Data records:
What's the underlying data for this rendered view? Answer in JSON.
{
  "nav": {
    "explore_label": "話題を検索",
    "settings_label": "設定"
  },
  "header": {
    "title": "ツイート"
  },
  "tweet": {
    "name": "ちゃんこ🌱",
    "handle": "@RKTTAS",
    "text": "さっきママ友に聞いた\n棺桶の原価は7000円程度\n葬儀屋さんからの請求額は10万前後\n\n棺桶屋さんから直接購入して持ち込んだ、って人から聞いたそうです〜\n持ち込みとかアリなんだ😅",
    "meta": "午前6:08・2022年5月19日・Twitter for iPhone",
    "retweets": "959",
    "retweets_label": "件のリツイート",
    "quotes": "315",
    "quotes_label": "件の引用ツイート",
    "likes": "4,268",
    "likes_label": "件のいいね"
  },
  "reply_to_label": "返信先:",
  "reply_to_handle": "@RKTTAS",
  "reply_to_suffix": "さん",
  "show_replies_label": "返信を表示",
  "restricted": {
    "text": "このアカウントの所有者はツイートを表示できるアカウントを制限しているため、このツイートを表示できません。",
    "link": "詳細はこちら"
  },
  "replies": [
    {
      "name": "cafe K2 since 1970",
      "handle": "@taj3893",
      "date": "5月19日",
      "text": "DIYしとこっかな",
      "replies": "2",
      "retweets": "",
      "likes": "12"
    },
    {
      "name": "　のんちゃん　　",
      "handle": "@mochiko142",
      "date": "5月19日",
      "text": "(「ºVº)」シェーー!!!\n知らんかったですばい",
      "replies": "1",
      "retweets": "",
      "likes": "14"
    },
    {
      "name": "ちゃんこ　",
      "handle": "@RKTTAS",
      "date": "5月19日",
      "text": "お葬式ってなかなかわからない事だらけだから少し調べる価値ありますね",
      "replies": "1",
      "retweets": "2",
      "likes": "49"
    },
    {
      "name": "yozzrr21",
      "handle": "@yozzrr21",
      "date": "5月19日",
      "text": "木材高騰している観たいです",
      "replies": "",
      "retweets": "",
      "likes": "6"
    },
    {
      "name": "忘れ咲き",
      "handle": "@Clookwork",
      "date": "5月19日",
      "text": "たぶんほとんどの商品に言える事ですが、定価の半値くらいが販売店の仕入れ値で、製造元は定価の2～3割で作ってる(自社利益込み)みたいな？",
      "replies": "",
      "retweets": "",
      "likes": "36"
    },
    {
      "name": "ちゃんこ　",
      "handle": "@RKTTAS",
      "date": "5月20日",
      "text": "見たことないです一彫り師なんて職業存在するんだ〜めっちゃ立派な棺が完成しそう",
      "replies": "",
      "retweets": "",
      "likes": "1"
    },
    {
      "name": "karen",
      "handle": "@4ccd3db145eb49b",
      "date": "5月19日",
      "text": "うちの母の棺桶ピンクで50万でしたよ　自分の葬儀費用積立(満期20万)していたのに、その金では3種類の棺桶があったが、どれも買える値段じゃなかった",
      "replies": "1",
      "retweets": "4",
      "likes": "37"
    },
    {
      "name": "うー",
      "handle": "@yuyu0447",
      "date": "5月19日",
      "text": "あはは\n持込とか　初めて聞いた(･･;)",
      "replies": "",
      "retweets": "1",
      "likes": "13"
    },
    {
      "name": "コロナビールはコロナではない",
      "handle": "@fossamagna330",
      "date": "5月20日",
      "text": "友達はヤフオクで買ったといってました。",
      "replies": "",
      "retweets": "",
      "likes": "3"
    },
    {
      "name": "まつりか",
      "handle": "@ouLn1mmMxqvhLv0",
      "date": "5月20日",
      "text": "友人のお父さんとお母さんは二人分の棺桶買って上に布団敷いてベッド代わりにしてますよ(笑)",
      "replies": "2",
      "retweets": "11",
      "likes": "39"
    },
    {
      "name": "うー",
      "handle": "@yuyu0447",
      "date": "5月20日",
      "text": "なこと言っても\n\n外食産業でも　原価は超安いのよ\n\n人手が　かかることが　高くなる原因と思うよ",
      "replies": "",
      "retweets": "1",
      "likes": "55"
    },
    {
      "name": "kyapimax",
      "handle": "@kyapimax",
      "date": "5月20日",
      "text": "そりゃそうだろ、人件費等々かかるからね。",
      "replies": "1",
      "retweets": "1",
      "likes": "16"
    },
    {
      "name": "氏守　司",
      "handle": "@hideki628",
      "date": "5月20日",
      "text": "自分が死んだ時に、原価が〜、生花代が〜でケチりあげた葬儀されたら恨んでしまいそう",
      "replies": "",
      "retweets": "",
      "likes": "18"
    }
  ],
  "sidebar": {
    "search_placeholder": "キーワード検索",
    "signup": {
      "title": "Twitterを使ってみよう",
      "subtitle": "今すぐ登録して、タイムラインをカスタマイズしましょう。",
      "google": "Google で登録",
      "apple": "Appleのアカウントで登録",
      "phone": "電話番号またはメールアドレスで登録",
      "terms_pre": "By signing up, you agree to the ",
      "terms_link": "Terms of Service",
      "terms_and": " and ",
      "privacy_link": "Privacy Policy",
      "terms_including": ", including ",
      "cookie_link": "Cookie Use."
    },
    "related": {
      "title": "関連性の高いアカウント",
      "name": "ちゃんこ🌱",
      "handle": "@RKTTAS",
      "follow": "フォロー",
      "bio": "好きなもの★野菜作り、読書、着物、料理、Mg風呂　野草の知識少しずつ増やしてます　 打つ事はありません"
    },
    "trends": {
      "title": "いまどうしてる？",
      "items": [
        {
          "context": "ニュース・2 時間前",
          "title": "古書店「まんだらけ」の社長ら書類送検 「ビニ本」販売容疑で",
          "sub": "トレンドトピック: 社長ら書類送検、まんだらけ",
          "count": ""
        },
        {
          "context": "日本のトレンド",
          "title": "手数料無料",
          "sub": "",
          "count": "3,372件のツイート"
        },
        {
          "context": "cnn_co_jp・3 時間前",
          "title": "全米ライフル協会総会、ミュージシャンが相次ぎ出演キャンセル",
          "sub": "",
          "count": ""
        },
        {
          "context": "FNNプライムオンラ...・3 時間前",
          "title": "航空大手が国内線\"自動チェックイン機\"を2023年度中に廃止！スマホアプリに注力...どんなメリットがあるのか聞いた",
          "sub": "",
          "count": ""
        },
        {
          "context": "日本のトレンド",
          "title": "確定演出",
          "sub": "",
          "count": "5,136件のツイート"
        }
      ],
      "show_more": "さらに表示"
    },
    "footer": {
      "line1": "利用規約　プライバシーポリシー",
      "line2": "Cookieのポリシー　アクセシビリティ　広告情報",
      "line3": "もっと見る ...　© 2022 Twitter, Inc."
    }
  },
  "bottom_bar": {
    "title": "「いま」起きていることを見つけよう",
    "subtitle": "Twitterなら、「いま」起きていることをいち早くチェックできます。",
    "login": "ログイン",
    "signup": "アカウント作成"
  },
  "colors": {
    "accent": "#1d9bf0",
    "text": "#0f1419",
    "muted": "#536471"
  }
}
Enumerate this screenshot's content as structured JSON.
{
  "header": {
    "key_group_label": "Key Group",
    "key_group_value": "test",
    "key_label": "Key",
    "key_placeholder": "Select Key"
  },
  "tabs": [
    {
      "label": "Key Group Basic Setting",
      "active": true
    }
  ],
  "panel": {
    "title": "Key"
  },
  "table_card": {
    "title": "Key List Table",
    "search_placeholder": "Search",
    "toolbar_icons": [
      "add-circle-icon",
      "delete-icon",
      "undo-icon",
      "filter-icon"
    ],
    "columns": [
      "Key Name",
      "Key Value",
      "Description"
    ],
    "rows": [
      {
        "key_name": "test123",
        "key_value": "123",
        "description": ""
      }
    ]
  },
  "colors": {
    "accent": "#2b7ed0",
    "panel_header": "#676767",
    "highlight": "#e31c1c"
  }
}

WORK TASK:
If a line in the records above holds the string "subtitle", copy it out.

YOUR RESPONSE:
      "subtitle": "今すぐ登録して、タイムラインをカスタマイズしましょう。",
    "subtitle": "Twitterなら、「いま」起きていることをいち早くチェックできます。",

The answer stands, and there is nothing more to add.